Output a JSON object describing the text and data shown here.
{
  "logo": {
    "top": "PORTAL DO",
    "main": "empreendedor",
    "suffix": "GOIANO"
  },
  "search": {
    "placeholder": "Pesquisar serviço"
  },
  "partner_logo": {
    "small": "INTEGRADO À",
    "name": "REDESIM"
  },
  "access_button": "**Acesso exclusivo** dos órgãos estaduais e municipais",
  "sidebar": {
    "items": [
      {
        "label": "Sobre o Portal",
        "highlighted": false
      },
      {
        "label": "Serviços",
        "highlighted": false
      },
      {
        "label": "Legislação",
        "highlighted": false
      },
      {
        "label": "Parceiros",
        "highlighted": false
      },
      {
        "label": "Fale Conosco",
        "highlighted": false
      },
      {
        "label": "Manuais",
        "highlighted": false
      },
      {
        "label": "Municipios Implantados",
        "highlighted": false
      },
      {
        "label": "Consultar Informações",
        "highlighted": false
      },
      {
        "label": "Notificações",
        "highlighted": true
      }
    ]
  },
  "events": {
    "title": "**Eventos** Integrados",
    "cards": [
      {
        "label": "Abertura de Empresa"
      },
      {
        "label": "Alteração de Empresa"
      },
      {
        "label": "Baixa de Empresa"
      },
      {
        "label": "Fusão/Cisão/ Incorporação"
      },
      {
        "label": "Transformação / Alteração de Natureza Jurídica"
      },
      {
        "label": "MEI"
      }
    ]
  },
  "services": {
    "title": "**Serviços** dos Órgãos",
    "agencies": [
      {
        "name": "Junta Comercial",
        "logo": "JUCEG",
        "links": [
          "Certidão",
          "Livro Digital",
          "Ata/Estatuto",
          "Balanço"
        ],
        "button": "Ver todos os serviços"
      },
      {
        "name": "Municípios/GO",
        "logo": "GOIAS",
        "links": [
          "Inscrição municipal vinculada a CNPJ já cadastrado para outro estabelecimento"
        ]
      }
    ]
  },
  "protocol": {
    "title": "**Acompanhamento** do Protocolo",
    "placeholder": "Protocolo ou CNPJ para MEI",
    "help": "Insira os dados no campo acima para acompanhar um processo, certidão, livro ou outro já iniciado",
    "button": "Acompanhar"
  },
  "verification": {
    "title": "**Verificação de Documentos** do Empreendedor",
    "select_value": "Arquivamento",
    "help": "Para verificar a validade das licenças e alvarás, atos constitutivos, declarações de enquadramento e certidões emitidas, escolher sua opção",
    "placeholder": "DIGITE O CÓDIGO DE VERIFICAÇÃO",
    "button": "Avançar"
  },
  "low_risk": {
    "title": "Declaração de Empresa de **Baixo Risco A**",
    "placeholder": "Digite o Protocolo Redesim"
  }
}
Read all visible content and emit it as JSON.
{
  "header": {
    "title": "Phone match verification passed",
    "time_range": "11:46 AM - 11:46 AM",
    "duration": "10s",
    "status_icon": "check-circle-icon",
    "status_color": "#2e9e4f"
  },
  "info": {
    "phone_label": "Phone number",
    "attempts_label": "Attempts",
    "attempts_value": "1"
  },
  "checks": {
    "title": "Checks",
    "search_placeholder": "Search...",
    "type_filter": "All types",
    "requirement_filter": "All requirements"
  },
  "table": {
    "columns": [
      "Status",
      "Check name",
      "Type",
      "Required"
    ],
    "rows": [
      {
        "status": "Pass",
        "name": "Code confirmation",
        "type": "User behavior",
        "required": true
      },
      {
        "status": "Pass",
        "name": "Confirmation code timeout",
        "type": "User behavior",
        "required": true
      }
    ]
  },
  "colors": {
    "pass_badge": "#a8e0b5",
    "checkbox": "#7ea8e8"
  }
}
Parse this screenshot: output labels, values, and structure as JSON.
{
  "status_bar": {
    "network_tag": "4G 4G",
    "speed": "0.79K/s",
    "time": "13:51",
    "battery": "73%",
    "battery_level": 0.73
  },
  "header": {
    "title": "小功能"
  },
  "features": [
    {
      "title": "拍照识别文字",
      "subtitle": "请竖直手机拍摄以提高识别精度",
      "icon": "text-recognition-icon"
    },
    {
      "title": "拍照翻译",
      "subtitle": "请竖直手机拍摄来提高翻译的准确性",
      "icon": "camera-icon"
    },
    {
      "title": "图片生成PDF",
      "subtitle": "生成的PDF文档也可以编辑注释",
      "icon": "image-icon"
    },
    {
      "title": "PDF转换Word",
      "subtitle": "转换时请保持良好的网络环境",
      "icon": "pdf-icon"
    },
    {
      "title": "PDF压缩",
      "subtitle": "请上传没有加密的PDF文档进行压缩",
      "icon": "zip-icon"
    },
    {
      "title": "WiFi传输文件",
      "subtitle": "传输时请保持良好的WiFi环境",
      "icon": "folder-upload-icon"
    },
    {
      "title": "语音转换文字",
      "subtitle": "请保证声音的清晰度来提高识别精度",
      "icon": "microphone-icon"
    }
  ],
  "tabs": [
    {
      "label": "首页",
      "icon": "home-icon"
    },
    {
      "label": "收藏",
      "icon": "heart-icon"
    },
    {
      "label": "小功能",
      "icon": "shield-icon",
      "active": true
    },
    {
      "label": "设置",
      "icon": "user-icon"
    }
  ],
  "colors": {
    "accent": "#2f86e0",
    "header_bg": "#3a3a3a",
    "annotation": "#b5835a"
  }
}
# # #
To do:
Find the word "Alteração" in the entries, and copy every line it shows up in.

Written solution:
        "label": "Alteração de Empresa"
        "label": "Transformação / Alteração de Natureza Jurídica"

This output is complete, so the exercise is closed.